Since 2011, combined authorities consisting of council leaders of constituent local authorities have been introduced to mostly metropolitan areas of England. Among their core responsibilities are transport, economic development, skills, housing investment and spatial planning, with other fields devolved as agreed with central government (e.g. social care, criminal justice). Under the Cities and Local Government Devolution Act 2016, ‘Metro Mayors’ were elected for the first time in 2017 to lead several of these combined authorities, in areas covering Birmingham, Bristol, Liverpool and Manchester, as well as Cambridge/Peterborough and Middlesbrough.
Scotland, Wales and Northern Ireland
The differences between English unitaries and their 32 Scottish counterparts which have existed since 1996 are largely titular, though by dint of the supervision of local government by the devolved Scottish Government and the centuries old separate local government system there are some in relation to powers, duties and nomenclature that are too numerous to list. The role and structure of the 22 Welsh unitary authorities which have also existed since 1996 are identical to the English unitaries, though some style themselves as counties (Powys), county boroughs (Blaenau-Gwent) or joint counties and cities (Cardiff). While they may resemble English unitaries, the 22 councils are under the supervision of the devolved Welsh Government at Cardiff Bay rather than the Department for Communities and Local Government in Whitehall, London.

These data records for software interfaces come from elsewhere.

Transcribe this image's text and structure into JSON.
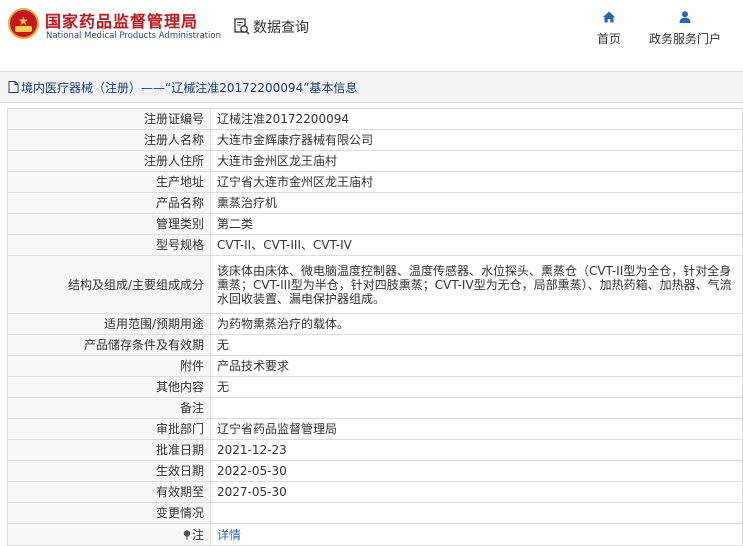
{
  "header": {
    "logo_cn": "国家药品监督管理局",
    "logo_en": "National Medical Products Administration",
    "search_label": "数据查询",
    "nav_home": "首页",
    "nav_portal": "政务服务门户"
  },
  "title_bar": {
    "text": "境内医疗器械（注册）——“辽械注准20172200094”基本信息"
  },
  "rows": [
    {
      "label": "注册证编号",
      "value": "辽械注准20172200094"
    },
    {
      "label": "注册人名称",
      "value": "大连市金辉康疗器械有限公司"
    },
    {
      "label": "注册人住所",
      "value": "大连市金州区龙王庙村"
    },
    {
      "label": "生产地址",
      "value": "辽宁省大连市金州区龙王庙村"
    },
    {
      "label": "产品名称",
      "value": "熏蒸治疗机"
    },
    {
      "label": "管理类别",
      "value": "第二类"
    },
    {
      "label": "型号规格",
      "value": "CVT-II、CVT-III、CVT-IV"
    },
    {
      "label": "结构及组成/主要组成成分",
      "value": "该床体由床体、微电脑温度控制器、温度传感器、水位探头、熏蒸仓（CVT-II型为全仓，针对全身熏蒸；CVT-III型为半仓，针对四肢熏蒸；CVT-IV型为无仓，局部熏蒸）、加热药箱、加热器、气流水回收装置、漏电保护器组成。"
    },
    {
      "label": "适用范围/预期用途",
      "value": "为药物熏蒸治疗的载体。"
    },
    {
      "label": "产品储存条件及有效期",
      "value": "无"
    },
    {
      "label": "附件",
      "value": "产品技术要求"
    },
    {
      "label": "其他内容",
      "value": "无"
    },
    {
      "label": "备注",
      "value": ""
    },
    {
      "label": "审批部门",
      "value": "辽宁省药品监督管理局"
    },
    {
      "label": "批准日期",
      "value": "2021-12-23"
    },
    {
      "label": "生效日期",
      "value": "2022-05-30"
    },
    {
      "label": "有效期至",
      "value": "2027-05-30"
    },
    {
      "label": "变更情况",
      "value": ""
    },
    {
      "label": "注",
      "value": "详情"
    }
  ],
  "colors": {
    "brand_red": "#c8151d",
    "brand_blue": "#1f4a8c",
    "link_blue": "#2e62b6",
    "title_blue": "#1f3c7a"
  },
  "icons": [
    "emblem-logo",
    "search-doc-icon",
    "home-icon",
    "user-icon",
    "document-icon",
    "pin-icon"
  ]
}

Like Scotland, Northern Ireland has a different legal and constitutional relationship to the rest of the United Kingdom. The province has, since 2015, been divided into 11 council areas, created under 2012 reforms aimed at streamlining the number of local authorities while delegating additional functions (under a decade-long process to decide reorganisation, delayed on several occasions). These replaced the 26 districts created under the 1973 Northern Ireland Constitution Act, following the 1970 Macrory Review. The districts were solely responsible for largely street-scene, community and environmental services, with education, social services and housing administered either by province-wide agencies or nominated joint boards, under the supervision of the Northern Ireland Executive.

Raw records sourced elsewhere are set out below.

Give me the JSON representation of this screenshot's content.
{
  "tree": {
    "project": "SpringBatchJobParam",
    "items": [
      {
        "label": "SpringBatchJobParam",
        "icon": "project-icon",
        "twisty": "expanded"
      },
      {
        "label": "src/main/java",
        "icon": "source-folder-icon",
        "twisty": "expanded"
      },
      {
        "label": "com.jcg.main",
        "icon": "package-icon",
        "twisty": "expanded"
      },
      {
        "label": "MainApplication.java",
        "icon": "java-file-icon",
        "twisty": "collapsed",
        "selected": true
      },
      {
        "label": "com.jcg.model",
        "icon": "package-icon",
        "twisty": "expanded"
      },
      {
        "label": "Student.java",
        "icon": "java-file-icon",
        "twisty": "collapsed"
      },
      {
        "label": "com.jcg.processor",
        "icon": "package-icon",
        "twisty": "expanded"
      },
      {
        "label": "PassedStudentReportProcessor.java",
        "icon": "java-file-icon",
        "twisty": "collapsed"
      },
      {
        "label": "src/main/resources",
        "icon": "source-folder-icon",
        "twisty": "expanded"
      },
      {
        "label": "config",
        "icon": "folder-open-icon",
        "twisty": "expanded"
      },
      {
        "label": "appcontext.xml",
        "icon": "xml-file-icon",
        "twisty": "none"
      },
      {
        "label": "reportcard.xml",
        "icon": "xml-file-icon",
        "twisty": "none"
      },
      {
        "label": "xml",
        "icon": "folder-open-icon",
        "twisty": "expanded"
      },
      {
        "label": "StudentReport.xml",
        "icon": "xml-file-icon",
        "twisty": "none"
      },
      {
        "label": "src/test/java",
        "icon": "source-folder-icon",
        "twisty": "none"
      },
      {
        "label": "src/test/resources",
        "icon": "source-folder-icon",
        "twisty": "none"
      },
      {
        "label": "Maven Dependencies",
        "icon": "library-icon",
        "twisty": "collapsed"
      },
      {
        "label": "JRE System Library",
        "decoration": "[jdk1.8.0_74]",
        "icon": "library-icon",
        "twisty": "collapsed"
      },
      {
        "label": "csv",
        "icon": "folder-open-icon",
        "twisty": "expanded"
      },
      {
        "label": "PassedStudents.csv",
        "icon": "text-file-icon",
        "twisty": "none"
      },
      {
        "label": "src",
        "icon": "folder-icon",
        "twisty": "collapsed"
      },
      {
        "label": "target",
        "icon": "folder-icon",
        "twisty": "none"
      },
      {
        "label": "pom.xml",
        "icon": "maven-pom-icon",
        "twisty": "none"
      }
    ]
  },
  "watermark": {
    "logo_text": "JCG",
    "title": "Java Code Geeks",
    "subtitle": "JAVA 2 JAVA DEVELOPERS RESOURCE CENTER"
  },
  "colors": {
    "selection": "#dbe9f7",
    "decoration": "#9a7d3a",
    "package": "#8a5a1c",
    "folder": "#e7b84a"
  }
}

The local authorities created under the 1972 Local Government Act are designated ‘principal authorities‘, though a historic and variable tier of around 7,800 sub-principal authorities also exists.(This article was originally published in 2006 and updated in 2007, 2009, 2012 and 2017.)